## Directions for this task
The records that follow are to be given again exactly.

(Collection entries)
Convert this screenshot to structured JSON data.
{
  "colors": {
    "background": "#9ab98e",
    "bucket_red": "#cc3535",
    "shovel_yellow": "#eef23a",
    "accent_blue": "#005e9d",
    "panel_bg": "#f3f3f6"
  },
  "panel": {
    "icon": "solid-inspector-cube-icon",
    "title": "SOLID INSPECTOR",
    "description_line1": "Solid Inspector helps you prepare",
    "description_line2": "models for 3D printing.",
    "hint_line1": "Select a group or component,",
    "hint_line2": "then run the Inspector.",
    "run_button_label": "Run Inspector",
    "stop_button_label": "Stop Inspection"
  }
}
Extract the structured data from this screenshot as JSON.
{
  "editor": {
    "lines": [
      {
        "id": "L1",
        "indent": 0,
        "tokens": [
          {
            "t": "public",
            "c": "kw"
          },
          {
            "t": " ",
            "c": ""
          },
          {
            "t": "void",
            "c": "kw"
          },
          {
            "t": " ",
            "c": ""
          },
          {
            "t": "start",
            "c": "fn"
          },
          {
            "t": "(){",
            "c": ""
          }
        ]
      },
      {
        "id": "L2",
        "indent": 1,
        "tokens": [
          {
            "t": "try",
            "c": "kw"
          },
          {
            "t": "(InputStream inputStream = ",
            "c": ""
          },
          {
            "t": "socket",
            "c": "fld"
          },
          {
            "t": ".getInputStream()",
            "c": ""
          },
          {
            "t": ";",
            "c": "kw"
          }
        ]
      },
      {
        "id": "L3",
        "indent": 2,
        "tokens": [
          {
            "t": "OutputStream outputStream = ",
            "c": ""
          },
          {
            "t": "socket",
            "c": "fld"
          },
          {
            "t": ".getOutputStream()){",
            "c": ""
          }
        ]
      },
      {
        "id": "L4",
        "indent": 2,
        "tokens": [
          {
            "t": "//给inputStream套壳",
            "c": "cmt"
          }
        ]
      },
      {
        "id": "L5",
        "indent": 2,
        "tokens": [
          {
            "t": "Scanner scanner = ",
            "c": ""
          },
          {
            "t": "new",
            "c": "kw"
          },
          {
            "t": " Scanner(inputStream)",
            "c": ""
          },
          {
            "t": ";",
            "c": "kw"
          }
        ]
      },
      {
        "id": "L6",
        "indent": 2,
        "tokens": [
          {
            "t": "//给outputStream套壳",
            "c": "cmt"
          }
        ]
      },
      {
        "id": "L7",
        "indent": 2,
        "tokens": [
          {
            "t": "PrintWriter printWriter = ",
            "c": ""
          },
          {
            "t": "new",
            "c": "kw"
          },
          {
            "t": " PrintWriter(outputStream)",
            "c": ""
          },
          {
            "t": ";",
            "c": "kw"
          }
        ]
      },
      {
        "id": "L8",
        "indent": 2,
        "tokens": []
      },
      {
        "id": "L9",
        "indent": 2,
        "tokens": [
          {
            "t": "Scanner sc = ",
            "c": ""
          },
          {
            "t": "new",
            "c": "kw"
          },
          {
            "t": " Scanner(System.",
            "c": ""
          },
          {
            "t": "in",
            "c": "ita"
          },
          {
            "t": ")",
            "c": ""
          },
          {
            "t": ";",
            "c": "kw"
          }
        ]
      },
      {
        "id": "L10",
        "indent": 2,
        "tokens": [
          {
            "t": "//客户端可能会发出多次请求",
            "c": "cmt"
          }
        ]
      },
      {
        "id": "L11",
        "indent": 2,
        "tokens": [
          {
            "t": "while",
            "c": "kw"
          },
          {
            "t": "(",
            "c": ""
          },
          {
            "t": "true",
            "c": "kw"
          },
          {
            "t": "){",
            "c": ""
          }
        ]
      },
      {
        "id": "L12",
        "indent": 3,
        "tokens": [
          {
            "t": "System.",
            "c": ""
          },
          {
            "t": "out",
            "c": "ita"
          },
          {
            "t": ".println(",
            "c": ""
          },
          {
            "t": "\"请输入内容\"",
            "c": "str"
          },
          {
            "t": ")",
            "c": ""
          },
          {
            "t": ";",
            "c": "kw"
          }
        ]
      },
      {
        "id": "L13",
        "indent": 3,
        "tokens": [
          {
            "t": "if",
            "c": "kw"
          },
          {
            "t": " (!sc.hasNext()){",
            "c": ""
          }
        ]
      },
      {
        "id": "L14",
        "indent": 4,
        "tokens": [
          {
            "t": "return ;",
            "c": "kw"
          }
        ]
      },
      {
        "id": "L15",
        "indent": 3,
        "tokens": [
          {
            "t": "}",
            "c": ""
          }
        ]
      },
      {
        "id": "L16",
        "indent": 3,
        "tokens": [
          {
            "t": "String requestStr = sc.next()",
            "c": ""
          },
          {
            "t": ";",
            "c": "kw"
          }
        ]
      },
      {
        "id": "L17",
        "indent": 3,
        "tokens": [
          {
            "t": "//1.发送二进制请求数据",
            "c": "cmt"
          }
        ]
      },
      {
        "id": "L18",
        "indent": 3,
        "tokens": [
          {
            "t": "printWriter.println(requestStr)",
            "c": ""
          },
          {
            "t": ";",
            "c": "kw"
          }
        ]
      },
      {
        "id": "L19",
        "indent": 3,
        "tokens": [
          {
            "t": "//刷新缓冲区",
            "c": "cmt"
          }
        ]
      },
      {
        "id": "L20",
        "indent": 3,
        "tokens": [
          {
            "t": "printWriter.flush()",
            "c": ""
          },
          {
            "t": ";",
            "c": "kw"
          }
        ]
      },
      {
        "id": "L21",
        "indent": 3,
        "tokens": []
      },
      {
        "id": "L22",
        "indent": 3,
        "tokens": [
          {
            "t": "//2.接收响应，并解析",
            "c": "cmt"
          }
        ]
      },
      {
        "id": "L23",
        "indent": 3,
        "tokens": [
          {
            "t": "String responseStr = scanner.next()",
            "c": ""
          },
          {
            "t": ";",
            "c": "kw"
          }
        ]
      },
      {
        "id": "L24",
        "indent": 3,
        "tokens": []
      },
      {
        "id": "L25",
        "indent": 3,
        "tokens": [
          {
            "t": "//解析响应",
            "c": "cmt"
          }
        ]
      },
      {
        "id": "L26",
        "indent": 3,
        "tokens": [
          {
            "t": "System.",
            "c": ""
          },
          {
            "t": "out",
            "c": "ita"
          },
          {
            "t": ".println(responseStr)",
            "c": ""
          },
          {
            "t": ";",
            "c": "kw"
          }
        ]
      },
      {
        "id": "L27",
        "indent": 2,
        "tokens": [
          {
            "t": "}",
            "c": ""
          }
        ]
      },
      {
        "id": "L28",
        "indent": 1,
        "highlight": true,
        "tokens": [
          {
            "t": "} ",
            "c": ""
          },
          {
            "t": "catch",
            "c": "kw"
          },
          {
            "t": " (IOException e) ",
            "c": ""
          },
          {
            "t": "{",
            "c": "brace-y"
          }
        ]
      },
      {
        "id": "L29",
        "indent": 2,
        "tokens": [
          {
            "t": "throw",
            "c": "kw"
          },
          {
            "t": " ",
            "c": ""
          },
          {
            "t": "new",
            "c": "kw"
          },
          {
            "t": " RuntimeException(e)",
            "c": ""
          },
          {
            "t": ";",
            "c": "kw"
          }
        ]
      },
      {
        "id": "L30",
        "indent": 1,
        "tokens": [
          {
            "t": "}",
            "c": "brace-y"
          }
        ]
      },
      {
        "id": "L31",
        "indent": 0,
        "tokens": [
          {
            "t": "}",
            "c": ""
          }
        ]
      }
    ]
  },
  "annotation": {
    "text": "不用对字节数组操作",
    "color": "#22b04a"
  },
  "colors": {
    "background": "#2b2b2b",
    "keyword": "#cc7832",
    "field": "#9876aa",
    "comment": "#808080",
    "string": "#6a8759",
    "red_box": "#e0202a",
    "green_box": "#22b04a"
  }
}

## Exercise solution
Convert this screenshot to structured JSON data.
{
  "colors": {
    "background": "#9ab98e",
    "bucket_red": "#cc3535",
    "shovel_yellow": "#eef23a",
    "accent_blue": "#005e9d",
    "panel_bg": "#f3f3f6"
  },
  "panel": {
    "icon": "solid-inspector-cube-icon",
    "title": "SOLID INSPECTOR",
    "description_line1": "Solid Inspector helps you prepare",
    "description_line2": "models for 3D printing.",
    "hint_line1": "Select a group or component,",
    "hint_line2": "then run the Inspector.",
    "run_button_label": "Run Inspector",
    "stop_button_label": "Stop Inspection"
  }
}
Extract the structured data from this screenshot as JSON.
{
  "editor": {
    "lines": [
      {
        "id": "L1",
        "indent": 0,
        "tokens": [
          {
            "t": "public",
            "c": "kw"
          },
          {
            "t": " ",
            "c": ""
          },
          {
            "t": "void",
            "c": "kw"
          },
          {
            "t": " ",
            "c": ""
          },
          {
            "t": "start",
            "c": "fn"
          },
          {
            "t": "(){",
            "c": ""
          }
        ]
      },
      {
        "id": "L2",
        "indent": 1,
        "tokens": [
          {
            "t": "try",
            "c": "kw"
          },
          {
            "t": "(InputStream inputStream = ",
            "c": ""
          },
          {
            "t": "socket",
            "c": "fld"
          },
          {
            "t": ".getInputStream()",
            "c": ""
          },
          {
            "t": ";",
            "c": "kw"
          }
        ]
      },
      {
        "id": "L3",
        "indent": 2,
        "tokens": [
          {
            "t": "OutputStream outputStream = ",
            "c": ""
          },
          {
            "t": "socket",
            "c": "fld"
          },
          {
            "t": ".getOutputStream()){",
            "c": ""
          }
        ]
      },
      {
        "id": "L4",
        "indent": 2,
        "tokens": [
          {
            "t": "//给inputStream套壳",
            "c": "cmt"
          }
        ]
      },
      {
        "id": "L5",
        "indent": 2,
        "tokens": [
          {
            "t": "Scanner scanner = ",
            "c": ""
          },
          {
            "t": "new",
            "c": "kw"
          },
          {
            "t": " Scanner(inputStream)",
            "c": ""
          },
          {
            "t": ";",
            "c": "kw"
          }
        ]
      },
      {
        "id": "L6",
        "indent": 2,
        "tokens": [
          {
            "t": "//给outputStream套壳",
            "c": "cmt"
          }
        ]
      },
      {
        "id": "L7",
        "indent": 2,
        "tokens": [
          {
            "t": "PrintWriter printWriter = ",
            "c": ""
          },
          {
            "t": "new",
            "c": "kw"
          },
          {
            "t": " PrintWriter(outputStream)",
            "c": ""
          },
          {
            "t": ";",
            "c": "kw"
          }
        ]
      },
      {
        "id": "L8",
        "indent": 2,
        "tokens": []
      },
      {
        "id": "L9",
        "indent": 2,
        "tokens": [
          {
            "t": "Scanner sc = ",
            "c": ""
          },
          {
            "t": "new",
            "c": "kw"
          },
          {
            "t": " Scanner(System.",
            "c": ""
          },
          {
            "t": "in",
            "c": "ita"
          },
          {
            "t": ")",
            "c": ""
          },
          {
            "t": ";",
            "c": "kw"
          }
        ]
      },
      {
        "id": "L10",
        "indent": 2,
        "tokens": [
          {
            "t": "//客户端可能会发出多次请求",
            "c": "cmt"
          }
        ]
      },
      {
        "id": "L11",
        "indent": 2,
        "tokens": [
          {
            "t": "while",
            "c": "kw"
          },
          {
            "t": "(",
            "c": ""
          },
          {
            "t": "true",
            "c": "kw"
          },
          {
            "t": "){",
            "c": ""
          }
        ]
      },
      {
        "id": "L12",
        "indent": 3,
        "tokens": [
          {
            "t": "System.",
            "c": ""
          },
          {
            "t": "out",
            "c": "ita"
          },
          {
            "t": ".println(",
            "c": ""
          },
          {
            "t": "\"请输入内容\"",
            "c": "str"
          },
          {
            "t": ")",
            "c": ""
          },
          {
            "t": ";",
            "c": "kw"
          }
        ]
      },
      {
        "id": "L13",
        "indent": 3,
        "tokens": [
          {
            "t": "if",
            "c": "kw"
          },
          {
            "t": " (!sc.hasNext()){",
            "c": ""
          }
        ]
      },
      {
        "id": "L14",
        "indent": 4,
        "tokens": [
          {
            "t": "return ;",
            "c": "kw"
          }
        ]
      },
      {
        "id": "L15",
        "indent": 3,
        "tokens": [
          {
            "t": "}",
            "c": ""
          }
        ]
      },
      {
        "id": "L16",
        "indent": 3,
        "tokens": [
          {
            "t": "String requestStr = sc.next()",
            "c": ""
          },
          {
            "t": ";",
            "c": "kw"
          }
        ]
      },
      {
        "id": "L17",
        "indent": 3,
        "tokens": [
          {
            "t": "//1.发送二进制请求数据",
            "c": "cmt"
          }
        ]
      },
      {
        "id": "L18",
        "indent": 3,
        "tokens": [
          {
            "t": "printWriter.println(requestStr)",
            "c": ""
          },
          {
            "t": ";",
            "c": "kw"
          }
        ]
      },
      {
        "id": "L19",
        "indent": 3,
        "tokens": [
          {
            "t": "//刷新缓冲区",
            "c": "cmt"
          }
        ]
      },
      {
        "id": "L20",
        "indent": 3,
        "tokens": [
          {
            "t": "printWriter.flush()",
            "c": ""
          },
          {
            "t": ";",
            "c": "kw"
          }
        ]
      },
      {
        "id": "L21",
        "indent": 3,
        "tokens": []
      },
      {
        "id": "L22",
        "indent": 3,
        "tokens": [
          {
            "t": "//2.接收响应，并解析",
            "c": "cmt"
          }
        ]
      },
      {
        "id": "L23",
        "indent": 3,
        "tokens": [
          {
            "t": "String responseStr = scanner.next()",
            "c": ""
          },
          {
            "t": ";",
            "c": "kw"
          }
        ]
      },
      {
        "id": "L24",
        "indent": 3,
        "tokens": []
      },
      {
        "id": "L25",
        "indent": 3,
        "tokens": [
          {
            "t": "//解析响应",
            "c": "cmt"
          }
        ]
      },
      {
        "id": "L26",
        "indent": 3,
        "tokens": [
          {
            "t": "System.",
            "c": ""
          },
          {
            "t": "out",
            "c": "ita"
          },
          {
            "t": ".println(responseStr)",
            "c": ""
          },
          {
            "t": ";",
            "c": "kw"
          }
        ]
      },
      {
        "id": "L27",
        "indent": 2,
        "tokens": [
          {
            "t": "}",
            "c": ""
          }
        ]
      },
      {
        "id": "L28",
        "indent": 1,
        "highlight": true,
        "tokens": [
          {
            "t": "} ",
            "c": ""
          },
          {
            "t": "catch",
            "c": "kw"
          },
          {
            "t": " (IOException e) ",
            "c": ""
          },
          {
            "t": "{",
            "c": "brace-y"
          }
        ]
      },
      {
        "id": "L29",
        "indent": 2,
        "tokens": [
          {
            "t": "throw",
            "c": "kw"
          },
          {
            "t": " ",
            "c": ""
          },
          {
            "t": "new",
            "c": "kw"
          },
          {
            "t": " RuntimeException(e)",
            "c": ""
          },
          {
            "t": ";",
            "c": "kw"
          }
        ]
      },
      {
        "id": "L30",
        "indent": 1,
        "tokens": [
          {
            "t": "}",
            "c": "brace-y"
          }
        ]
      },
      {
        "id": "L31",
        "indent": 0,
        "tokens": [
          {
            "t": "}",
            "c": ""
          }
        ]
      }
    ]
  },
  "annotation": {
    "text": "不用对字节数组操作",
    "color": "#22b04a"
  },
  "colors": {
    "background": "#2b2b2b",
    "keyword": "#cc7832",
    "field": "#9876aa",
    "comment": "#808080",
    "string": "#6a8759",
    "red_box": "#e0202a",
    "green_box": "#22b04a"
  }
}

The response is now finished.